(Data excerpts)
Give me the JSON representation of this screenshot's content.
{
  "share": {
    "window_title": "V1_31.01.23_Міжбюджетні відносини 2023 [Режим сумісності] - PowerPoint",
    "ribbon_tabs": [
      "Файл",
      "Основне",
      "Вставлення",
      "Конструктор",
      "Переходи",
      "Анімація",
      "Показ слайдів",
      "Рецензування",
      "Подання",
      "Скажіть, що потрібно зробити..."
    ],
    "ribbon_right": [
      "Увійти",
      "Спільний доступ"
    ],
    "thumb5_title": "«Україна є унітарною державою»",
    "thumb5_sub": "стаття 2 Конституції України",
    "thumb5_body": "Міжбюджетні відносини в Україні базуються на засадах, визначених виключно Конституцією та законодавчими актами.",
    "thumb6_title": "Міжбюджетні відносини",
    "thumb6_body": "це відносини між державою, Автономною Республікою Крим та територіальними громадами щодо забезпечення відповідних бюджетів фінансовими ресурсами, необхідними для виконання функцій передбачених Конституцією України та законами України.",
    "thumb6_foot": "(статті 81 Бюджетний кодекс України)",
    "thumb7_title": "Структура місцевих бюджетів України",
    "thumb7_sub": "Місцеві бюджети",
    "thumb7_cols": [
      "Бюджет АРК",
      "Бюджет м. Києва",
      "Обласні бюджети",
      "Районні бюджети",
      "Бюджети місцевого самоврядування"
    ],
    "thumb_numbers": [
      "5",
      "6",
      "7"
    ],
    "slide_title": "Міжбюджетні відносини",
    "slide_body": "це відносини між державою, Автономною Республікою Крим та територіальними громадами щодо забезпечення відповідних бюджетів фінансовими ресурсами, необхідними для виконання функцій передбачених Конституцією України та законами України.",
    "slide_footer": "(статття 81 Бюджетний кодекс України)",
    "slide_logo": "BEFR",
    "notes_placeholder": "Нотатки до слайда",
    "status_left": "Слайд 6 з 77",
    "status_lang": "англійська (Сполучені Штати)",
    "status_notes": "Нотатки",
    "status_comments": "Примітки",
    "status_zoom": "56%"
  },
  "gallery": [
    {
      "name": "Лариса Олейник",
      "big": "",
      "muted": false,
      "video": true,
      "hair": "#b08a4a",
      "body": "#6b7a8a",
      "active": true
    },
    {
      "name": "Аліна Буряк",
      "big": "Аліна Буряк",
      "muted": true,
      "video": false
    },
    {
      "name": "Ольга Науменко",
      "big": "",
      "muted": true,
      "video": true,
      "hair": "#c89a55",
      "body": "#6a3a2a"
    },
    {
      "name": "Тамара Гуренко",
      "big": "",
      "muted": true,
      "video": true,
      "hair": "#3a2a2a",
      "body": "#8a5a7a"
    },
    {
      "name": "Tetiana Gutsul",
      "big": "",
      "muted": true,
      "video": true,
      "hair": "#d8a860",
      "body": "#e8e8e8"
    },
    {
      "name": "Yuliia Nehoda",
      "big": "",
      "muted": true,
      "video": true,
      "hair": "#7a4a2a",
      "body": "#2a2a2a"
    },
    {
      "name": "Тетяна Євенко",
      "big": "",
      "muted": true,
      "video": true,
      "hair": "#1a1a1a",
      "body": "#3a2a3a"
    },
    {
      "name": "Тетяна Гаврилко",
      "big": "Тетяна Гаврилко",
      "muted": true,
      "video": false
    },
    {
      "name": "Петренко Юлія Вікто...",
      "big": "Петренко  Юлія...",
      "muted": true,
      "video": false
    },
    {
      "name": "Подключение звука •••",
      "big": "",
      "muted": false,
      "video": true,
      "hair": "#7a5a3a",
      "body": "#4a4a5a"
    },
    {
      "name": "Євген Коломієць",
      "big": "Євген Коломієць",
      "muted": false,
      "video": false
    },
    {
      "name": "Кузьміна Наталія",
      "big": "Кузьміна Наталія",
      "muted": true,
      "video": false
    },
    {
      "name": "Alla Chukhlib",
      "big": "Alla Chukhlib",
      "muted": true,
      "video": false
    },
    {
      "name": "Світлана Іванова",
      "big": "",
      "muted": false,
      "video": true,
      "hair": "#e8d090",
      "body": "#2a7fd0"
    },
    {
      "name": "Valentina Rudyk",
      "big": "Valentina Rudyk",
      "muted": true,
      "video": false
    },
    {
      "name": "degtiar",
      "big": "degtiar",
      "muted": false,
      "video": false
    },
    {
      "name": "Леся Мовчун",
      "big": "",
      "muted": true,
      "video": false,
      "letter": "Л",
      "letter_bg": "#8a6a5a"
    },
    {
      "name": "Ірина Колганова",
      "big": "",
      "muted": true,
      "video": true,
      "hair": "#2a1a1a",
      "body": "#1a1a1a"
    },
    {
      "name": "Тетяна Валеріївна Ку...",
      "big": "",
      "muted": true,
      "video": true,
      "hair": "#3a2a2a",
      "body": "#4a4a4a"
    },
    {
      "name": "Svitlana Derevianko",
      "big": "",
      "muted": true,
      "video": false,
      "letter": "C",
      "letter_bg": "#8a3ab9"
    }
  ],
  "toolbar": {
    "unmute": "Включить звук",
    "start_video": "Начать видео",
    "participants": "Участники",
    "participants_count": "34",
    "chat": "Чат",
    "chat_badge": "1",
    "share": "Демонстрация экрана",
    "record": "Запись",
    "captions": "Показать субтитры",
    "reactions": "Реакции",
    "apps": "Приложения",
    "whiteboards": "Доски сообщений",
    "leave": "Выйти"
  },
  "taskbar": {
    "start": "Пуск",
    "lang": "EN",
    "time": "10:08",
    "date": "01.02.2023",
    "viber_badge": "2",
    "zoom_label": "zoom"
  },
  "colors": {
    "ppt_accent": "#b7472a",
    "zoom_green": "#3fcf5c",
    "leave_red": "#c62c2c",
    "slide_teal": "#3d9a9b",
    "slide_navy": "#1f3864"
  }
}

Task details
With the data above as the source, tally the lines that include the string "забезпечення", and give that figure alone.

Response
2